Contradicting North Korea's assertions, the second-stage flight of the country's space launch vehicle, which was carrying a purported spy satellite, exhibited anomalies during a second launch on Thursday, South Korean Defense Minister Lee Jong-sup said Friday.
Lee publicly dismissed Pyongyang's claims that the first and second-stage flights of a satellite launch vehicle Chollima-1, which was carrying the Malligyong-1 military reconnaissance satellite, operated successfully.
North Korea maintained that a "malfunction in the emergency explosion system" during the third-stage flight led to the failure, likely alluding to the malfunction of the flight termination system attached to the launch vehicle.
During a plenary session of the National Assembly's Defense Committee, Lee said that in contrast to the first launch on May 31, the ignition of the second-stage engine was successful this time.
The South Korean defense chief acknowledged the advancements North Korea has achieved since May when a second-stage engine malfunction resulted in a failure. However, he emphasized that it remains challenging to categorize the second-stage flight as a success.
"The second-stage flight exhibited some abnormalities," Lee told lawmakers. "We have some evidence to substantiate this assessment. However, arriving at a definitive conclusion will require more time."
Lee explained that South Korea's state-run Agency for Defense Development and US experts have been conducting an analysis to that end.
Speaking at the National Assembly, Lee also disclosed that Seoul and Washington have been engaged in collaborative efforts to locate and salvage launch debris. But as of Friday morning, the South Korean Navy has yet to identify any such debris in the West Sea.
In a separate documented assessment, the Defense Ministry said that North Korea's second hasty attempt to launch a purported spy satellite was primarily motivated by the political objectives of the Kim Jong-un regime
The ministry assessed that Pyongyang's original intention was to showcase the satellite launch as a "historic achievement" of North Korean leader Kim Jong-un, particularly in light of the absence of any achievements in the country's economic sector.
The Defense Ministry explained that the second launch aimed to "compensate for the first failed attempt in May and promptly fulfill tasks outlined by Kim Jong-un in January 2021, in the context of challenges faced by the country in achieving progress in both the betterment of their people's lives and the economic sector."

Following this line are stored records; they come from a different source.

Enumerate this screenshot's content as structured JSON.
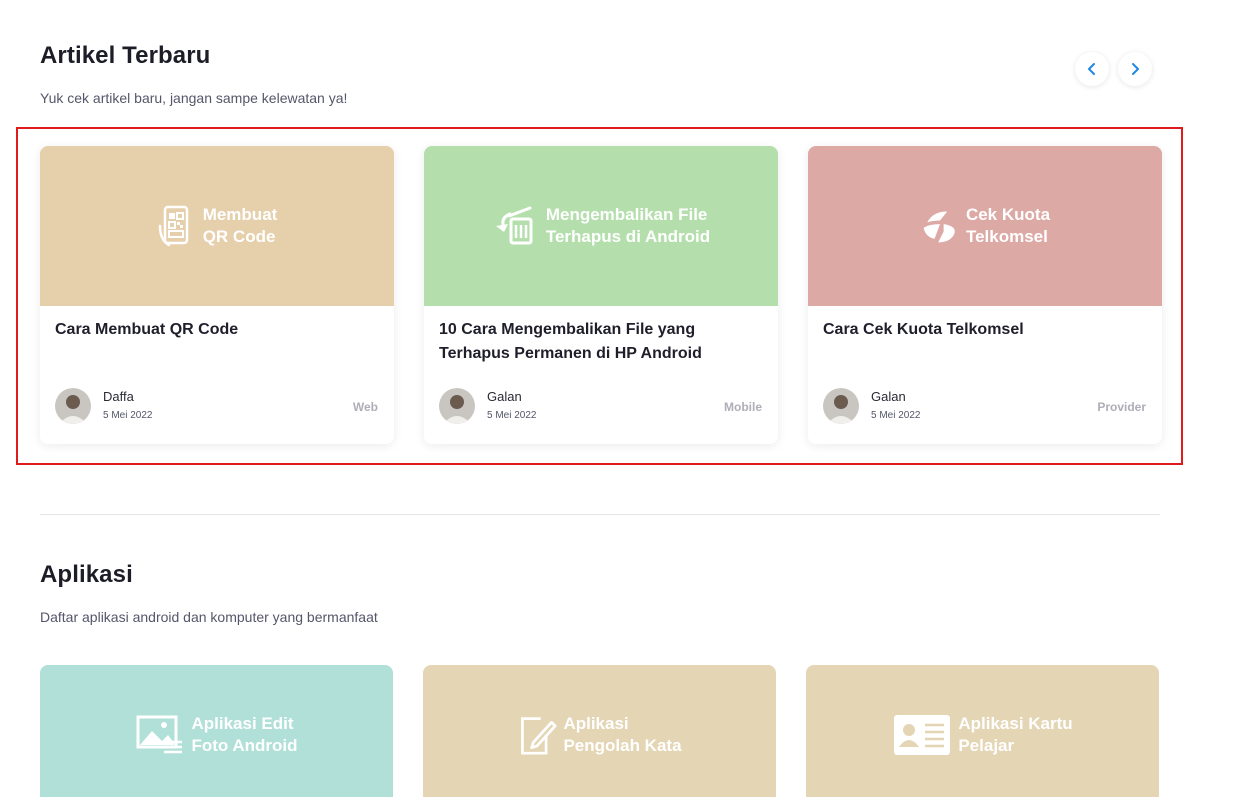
{
  "articles_section": {
    "title": "Artikel Terbaru",
    "subtitle": "Yuk cek artikel baru, jangan sampe kelewatan ya!",
    "prev_icon": "chevron-left-icon",
    "next_icon": "chevron-right-icon",
    "accent_color": "#1e88e5",
    "cards": [
      {
        "banner_text": "Membuat\nQR Code",
        "banner_color": "#e6cfab",
        "banner_icon": "qr-phone-icon",
        "title": "Cara Membuat QR Code",
        "author": "Daffa",
        "date": "5 Mei 2022",
        "category": "Web"
      },
      {
        "banner_text": "Mengembalikan File\nTerhapus di Android",
        "banner_color": "#b4dfad",
        "banner_icon": "restore-trash-icon",
        "title": "10 Cara Mengembalikan File yang Terhapus Permanen di HP Android",
        "author": "Galan",
        "date": "5 Mei 2022",
        "category": "Mobile"
      },
      {
        "banner_text": "Cek Kuota\nTelkomsel",
        "banner_color": "#dca9a5",
        "banner_icon": "telkomsel-logo-icon",
        "title": "Cara Cek Kuota Telkomsel",
        "author": "Galan",
        "date": "5 Mei 2022",
        "category": "Provider"
      }
    ]
  },
  "apps_section": {
    "title": "Aplikasi",
    "subtitle": "Daftar aplikasi android dan komputer yang bermanfaat",
    "cards": [
      {
        "banner_text": "Aplikasi Edit\nFoto Android",
        "banner_color": "#b1e0d9",
        "banner_icon": "photo-edit-icon"
      },
      {
        "banner_text": "Aplikasi\nPengolah Kata",
        "banner_color": "#e4d5b4",
        "banner_icon": "document-edit-icon"
      },
      {
        "banner_text": "Aplikasi Kartu\nPelajar",
        "banner_color": "#e4d5b4",
        "banner_icon": "id-card-icon"
      }
    ]
  }
}
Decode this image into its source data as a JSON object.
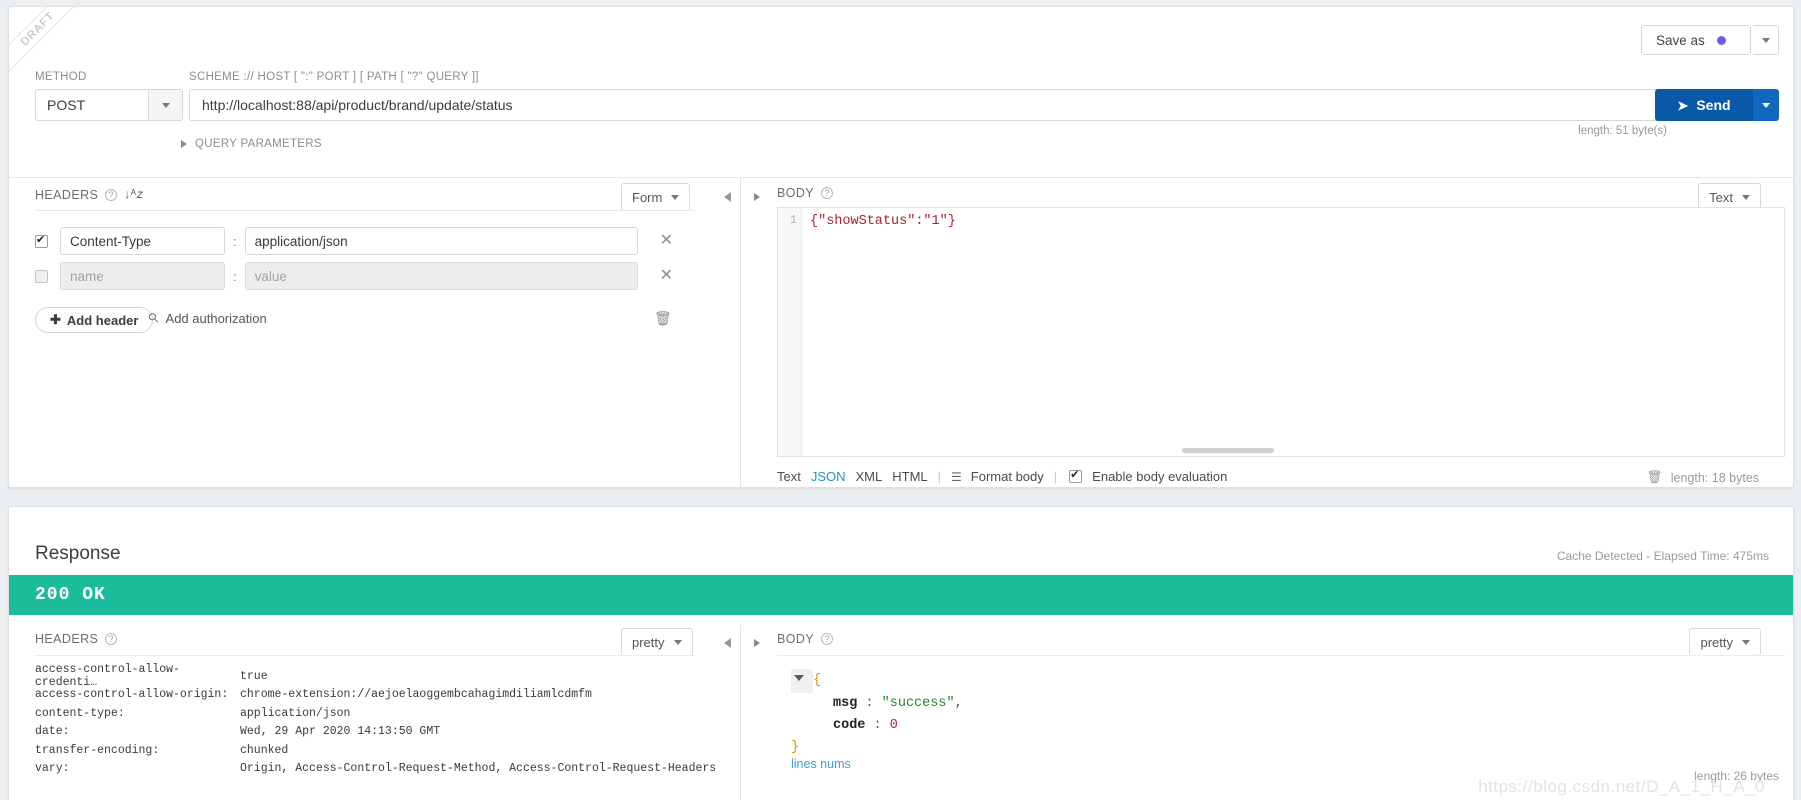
{
  "request": {
    "draft_badge": "DRAFT",
    "method_label": "METHOD",
    "method_value": "POST",
    "url_label": "SCHEME :// HOST [ \":\" PORT ] [ PATH [ \"?\" QUERY ]]",
    "url_value": "http://localhost:88/api/product/brand/update/status",
    "url_length": "length: 51 byte(s)",
    "save_as_label": "Save as",
    "save_as_dot_color": "#6f5ce0",
    "send_label": "Send",
    "send_color": "#0a59a8",
    "query_parameters_label": "QUERY PARAMETERS",
    "headers": {
      "title": "HEADERS",
      "view_mode": "Form",
      "rows": [
        {
          "enabled": true,
          "name": "Content-Type",
          "value": "application/json",
          "name_placeholder": "",
          "value_placeholder": ""
        },
        {
          "enabled": false,
          "name": "",
          "value": "",
          "name_placeholder": "name",
          "value_placeholder": "value"
        }
      ],
      "add_header_label": "Add header",
      "add_authorization_label": "Add authorization"
    },
    "body": {
      "title": "BODY",
      "view_mode": "Text",
      "line_number": "1",
      "content": "{\"showStatus\":\"1\"}",
      "formats": [
        "Text",
        "JSON",
        "XML",
        "HTML"
      ],
      "active_format": "JSON",
      "format_body_label": "Format body",
      "enable_body_evaluation_label": "Enable body evaluation",
      "enable_body_evaluation_checked": true,
      "length": "length: 18 bytes"
    }
  },
  "response": {
    "title": "Response",
    "meta": "Cache Detected - Elapsed Time: 475ms",
    "status_code": "200 OK",
    "status_color": "#1abc9c",
    "headers": {
      "title": "HEADERS",
      "view_mode": "pretty",
      "rows": [
        {
          "name": "access-control-allow-credenti…",
          "value": "true"
        },
        {
          "name": "access-control-allow-origin:",
          "value": "chrome-extension://aejoelaoggembcahagimdiliamlcdmfm"
        },
        {
          "name": "content-type:",
          "value": "application/json"
        },
        {
          "name": "date:",
          "value": "Wed, 29 Apr 2020 14:13:50 GMT"
        },
        {
          "name": "transfer-encoding:",
          "value": "chunked"
        },
        {
          "name": "vary:",
          "value": "Origin, Access-Control-Request-Method, Access-Control-Request-Headers"
        }
      ]
    },
    "body": {
      "title": "BODY",
      "view_mode": "pretty",
      "open_brace": "{",
      "close_brace": "}",
      "entries": [
        {
          "key": "msg",
          "colon": ":",
          "value": "\"success\"",
          "type": "string",
          "trailing": ","
        },
        {
          "key": "code",
          "colon": ":",
          "value": "0",
          "type": "number",
          "trailing": ""
        }
      ],
      "lines_nums_label": "lines nums",
      "length": "length: 26 bytes"
    }
  },
  "watermark": "https://blog.csdn.net/D_A_1_H_A_0"
}
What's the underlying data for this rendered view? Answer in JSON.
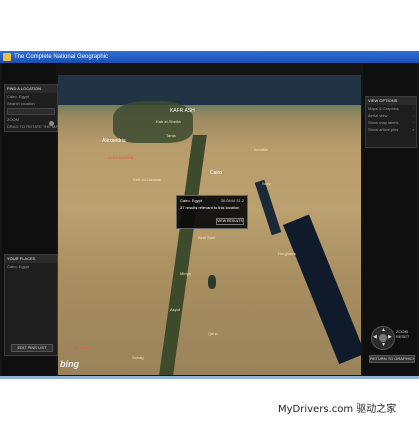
{
  "window": {
    "title": "The Complete National Geographic"
  },
  "left_panel": {
    "location_header": "FIND A LOCATION",
    "location_value": "Cairo, Egypt",
    "location_hint": "Search location",
    "zoom_label": "ZOOM",
    "pitch_label": "DRAG TO ROTATE THE MAP",
    "saved_header": "YOUR PLACES",
    "saved_item": "Cairo, Egypt",
    "clear_button": "EDIT PINS LIST"
  },
  "map": {
    "labels": [
      {
        "text": "KAFR ASH",
        "style": "big"
      },
      {
        "text": "Alexandria",
        "style": "big"
      },
      {
        "text": "Cairo",
        "style": "big"
      },
      {
        "text": "Kafr el-Sheikh",
        "style": "normal"
      },
      {
        "text": "Tanta",
        "style": "normal"
      },
      {
        "text": "Ismailia",
        "style": "normal"
      },
      {
        "text": "Suez",
        "style": "normal"
      },
      {
        "text": "ALEXANDRIA",
        "style": "red"
      },
      {
        "text": "Kafr ad-Dawwar",
        "style": "normal"
      },
      {
        "text": "Beni Suef",
        "style": "normal"
      },
      {
        "text": "Minya",
        "style": "normal"
      },
      {
        "text": "Asyut",
        "style": "normal"
      },
      {
        "text": "Qena",
        "style": "normal"
      },
      {
        "text": "Hurghada",
        "style": "normal"
      },
      {
        "text": "EL GIZA",
        "style": "red"
      },
      {
        "text": "Sohag",
        "style": "normal"
      }
    ],
    "brand": "bing"
  },
  "popup": {
    "place": "Cairo, Egypt",
    "ref": "30.0444 31.2",
    "message": "37 results relevant to this location",
    "view_button": "VIEW RESULTS"
  },
  "right_panel": {
    "header": "VIEW OPTIONS",
    "items": [
      {
        "label": "Maps & Graphics",
        "mark": "·"
      },
      {
        "label": "Aerial view",
        "mark": "·"
      },
      {
        "label": "Show map labels",
        "mark": "·"
      },
      {
        "label": "Show article pins",
        "mark": "▪"
      }
    ],
    "zoom_in": "ZOOM",
    "zoom_out": "RESET",
    "return_button": "RETURN TO GRAPHICS VIEW"
  },
  "footer": {
    "watermark": "MyDrivers.com 驱动之家"
  }
}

The North Korean leader delineated a five-year national defense development plan during the Eighth Party Congress held in January 2021. The plan included a roster of weaponry, including a military reconnaissance satellite, to be developed within a designated time frame.
"We also assess that the rapid relaunch aimed to showcase determination and capabilities in response to the South Korea-US alliance and the trilateral coordination among South Korea, the US, and Japan," the ministry told lawmakers.
The ministry pointed out that the latest satellite launch occurred during the 11-day Ulchi Freedom Shield exercise, a joint and combined military exercise between South Korea and the US. Furthermore, the satellite launch closely followed the Camp David summit on Aug. 18, where leaders from South Korea, the U, and Japan reaffirmed their dedication to enhancing security and military cooperation to counter the nuclear and missile threats posed by North Korea.
The ministry referred to a past instance when North Korea took eight months to launch the Kwangmyongsong-3 satellite following its unsuccessful attempt in April 2012.
The Defense Ministry further evaluated that North Korea's prompt acknowledgment of the satellite launch failure was influenced by the expectation that its unsuccessful attempt would eventually be revealed through the analysis conducted by intelligence agencies in South Korea and the US.
North Korea swiftly admitted its failure, offering explanations for the primary reason, and disclosed its intention to pursue a third satellite launch in October through the Korean Central News Agency, which mainly targets international audiences. The statement was issued at around 06:15 a.m., roughly two and a half hours subsequent to the launch.
Similarly, after its initial failed launch on May 31, North Korea acknowledged the failure around 2 hours and 40 minutes later through the KCNA.
However, it's noteworthy that North Korea has not communicated its second failed attempt to its domestic population. As of Friday afternoon, state media with a domestic focus has remained silent on the matter.